Abstract

mTOR plays a critical role in controlling cell growth, survival and metabolism and is an important anti-cancer target. There are over 2,000 clinical trials involving mTOR inhibitors as single or combo-agent. The first gen mTOR inhibitors, i.e. rapamycin and rapalogs, are only effective towards mTORC1 and have shown limited efficacy in multiple clinical settings. The second gen mTOR inhibitors target mTOR kinase domain with significantly stronger antineoplastic potency, and over 30 clinical trials of various mTOR kinase inhibitors including AZD2014 are under way. While the new mTOR inhibitors are promising in effectiveness to suppress both mTORC1 and mTORC2 signaling mediated through the mTOR kinase activity, their safety and toxicity features remain a major concern. To precisely determine the on-/off-target effects of mTOR kinase inhibitors, we have generated the conditional Mx1-Cre;mTORflox/flox and Mx1-Cre;mTORflox/knockin D2338Amice that can inducibly yield the mTOR-/- (KO) and the mTOR kinase-activity deficient D2338A mutant knockin (KI) blood genotypes, respectively, upon poly I:C induction. Our previous studies have shown that mTOR KO in blood cells causes hematopoietic failure, with a remarkable reduction in bone marrow cellularity and a transient expansion but long-term exhaustion of hematopoietic stem cells (HSCs). mTOR KO HSCs displayed a loss of quiescence and increased proliferation but normal survival activity. In the current study, we found that the mTOR kinase-deficient D2338A KI mice show several similar phenotypes as mTOR KO, including a drastic inhibition of the mTORC1/mTORC2 downstream effectors p-S6K, p-4E-BP1 and p-AKT (S473) and transient increase in HSC number and proliferation. mTOR kinase deficiency leads to defective engraftment of HSCs in transplantation and failure of colony-formation by progenitors. RNA-seq analysis of the HSC (Lin-Sca-1+c-Kit+CD135-) population reveals that loss of mTOR and loss of mTOR kinase activity share similar changes in over a thousand genes which are enriched in functional clusters including ribosome biogenesis, cell cycle, MAPK pathway, PI3K-Akt pathway, Jak-Stat pathway, and NFkB pathway.
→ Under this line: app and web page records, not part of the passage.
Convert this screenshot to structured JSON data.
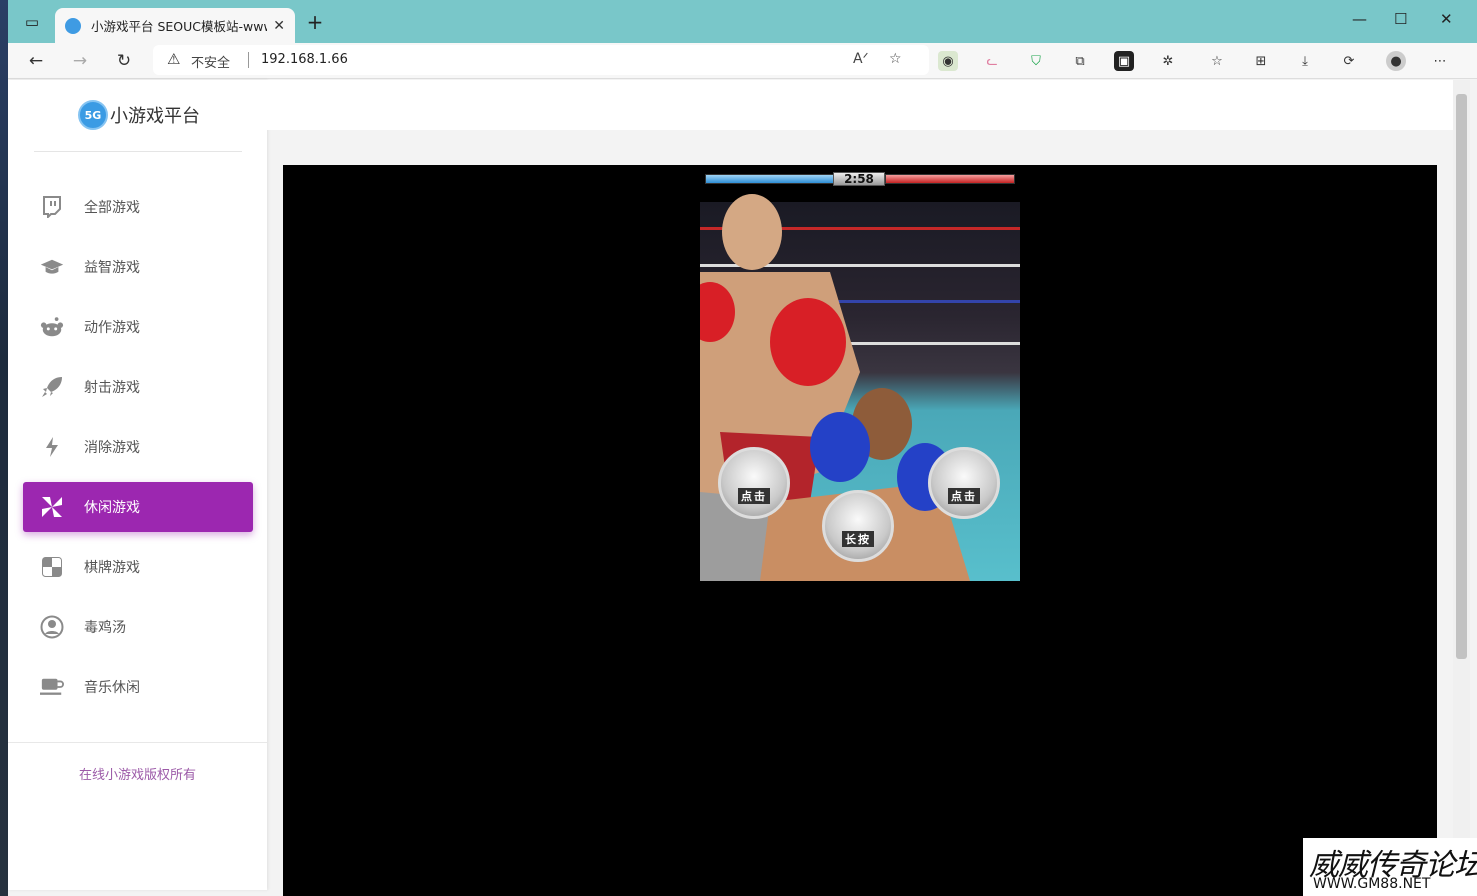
{
  "browser": {
    "tab_title": "小游戏平台 SEOUC模板站-www.s",
    "url": "192.168.1.66",
    "security_label": "不安全"
  },
  "site": {
    "logo_badge": "5G",
    "logo_text": "小游戏平台",
    "footer": "在线小游戏版权所有"
  },
  "sidebar": {
    "items": [
      {
        "label": "全部游戏",
        "icon": "twitch-icon"
      },
      {
        "label": "益智游戏",
        "icon": "graduation-cap-icon"
      },
      {
        "label": "动作游戏",
        "icon": "reddit-icon"
      },
      {
        "label": "射击游戏",
        "icon": "rocket-icon"
      },
      {
        "label": "消除游戏",
        "icon": "bolt-icon"
      },
      {
        "label": "休闲游戏",
        "icon": "pinwheel-icon",
        "active": true
      },
      {
        "label": "棋牌游戏",
        "icon": "checker-icon"
      },
      {
        "label": "毒鸡汤",
        "icon": "user-circle-icon"
      },
      {
        "label": "音乐休闲",
        "icon": "coffee-icon"
      }
    ]
  },
  "game": {
    "timer": "2:58",
    "left_button": "点击",
    "right_button": "点击",
    "center_button": "长按"
  },
  "watermark": {
    "line1": "威威传奇论坛",
    "line2": "WWW.GM88.NET"
  },
  "colors": {
    "accent": "#9c27b0",
    "tabbar": "#79c7c9"
  }
}
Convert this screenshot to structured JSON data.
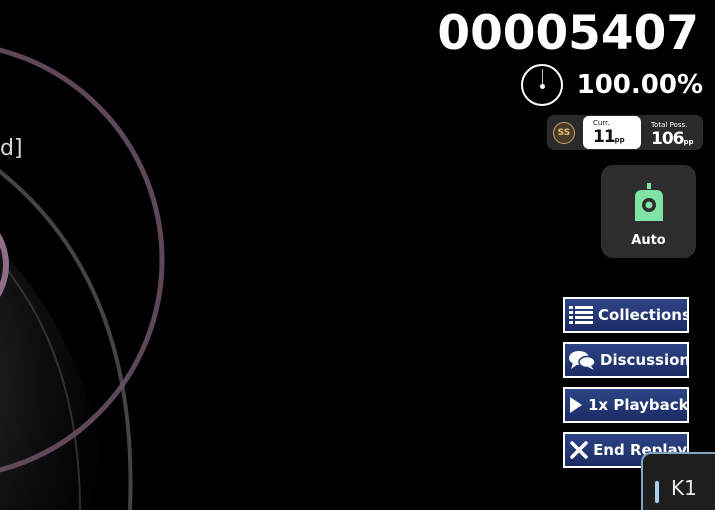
{
  "playfield": {
    "partial_text": "d]"
  },
  "hud": {
    "score": "00005407",
    "accuracy": "100.00%",
    "pp_counter": {
      "grade": "SS",
      "current_label": "Curr.",
      "current_value": "11",
      "total_label": "Total Poss.",
      "total_value": "106",
      "unit": "pp"
    },
    "mod": {
      "label": "Auto",
      "color": "#7fe3a4",
      "icon": "auto-bot-icon"
    }
  },
  "menu": {
    "buttons": [
      {
        "label": "Collections",
        "icon": "list-icon"
      },
      {
        "label": "Discussion",
        "icon": "chat-bubbles-icon"
      },
      {
        "label": "1x Playback",
        "icon": "play-icon"
      },
      {
        "label": "End Replay",
        "icon": "close-icon"
      }
    ]
  },
  "key_overlay": {
    "label": "K1",
    "accent": "#a9cfee"
  }
}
Upon mTOR knockout or knockin, several key compensatory genes involved in cell proliferation and survival, including c-myc, Ccnd1, Fos, Jun, and Dusp1 are upregulated. RT-PCR and Western blot further validated that mTOR KO or KI leads to elevated mRNA and protein expression of these compensatory genes. Our RNA-seq analysis also identified ~1000 upregulated genes (such as Ocln, Itgal, and Dlg5) and ~700 downregulated genes (such as Lipg, Cndp2, and Ndst2) in KI vs. KO HSCs: the upregulated genes were enriched in several pathways such as cell adhesion, tight junction, TNF and Ras pathways, while the metabolic pathways were significantly enriched among the downregulated genes. These differential gene expressions underlie the difference in survival between mTOR KI and KO mice, with the median survival for KI mice at 29 days compared to 14 days for KO mice. These results indicate that while the mTOR kinase activity mediates a majority of mTOR regulator pathways, mTOR also confers kinase-independent roles. We next examined gene expression changes of mTOR WT and mTOR KI in response to 200 nM AZD2014. Further examination of differentially expressed (DE) genes between WT+AZD2014 and WT found around 200 DE genes, in which 150 genes (75% changes) overlapped with those DE genes between KI and WT. These overlapped 150 genes shared between WT HSCs treated with AZD2014 and mTOR KI are enriched in a number of important GO and Pathways, such as signal transduction, metabolic pathway, and PI3K-Akt pathway, and they represent on-target effects by the kinase inhibitor AZD2014. On the other hand, less than 40 DE genes between KI+AZD2014 and KI were detected, including Lilrb4, Nptx1 and Ahnak2, which represent off-target genes induced by AZD2014 treatment. Interestingly, the off-target gene set is not enriched in any GO or Pathway. Taken together, our inducible mTOR D2338A KI mouse presents an excellent model for precisely assessing mTOR kinase inhibitor efficacy and specificity. Our studies provide valuable information for the on- and off-target effects by the AZD2014 class of mTOR kinase inhibitors at a therapeutic dose, and reveal several potential biomarkers that can be useful in predicting the off-target effect of mTOR targeted therapies.

Disclosures

No relevant conflicts of interest to declare.

Author notes

*

Asterisk with author names denotes non-ASH members.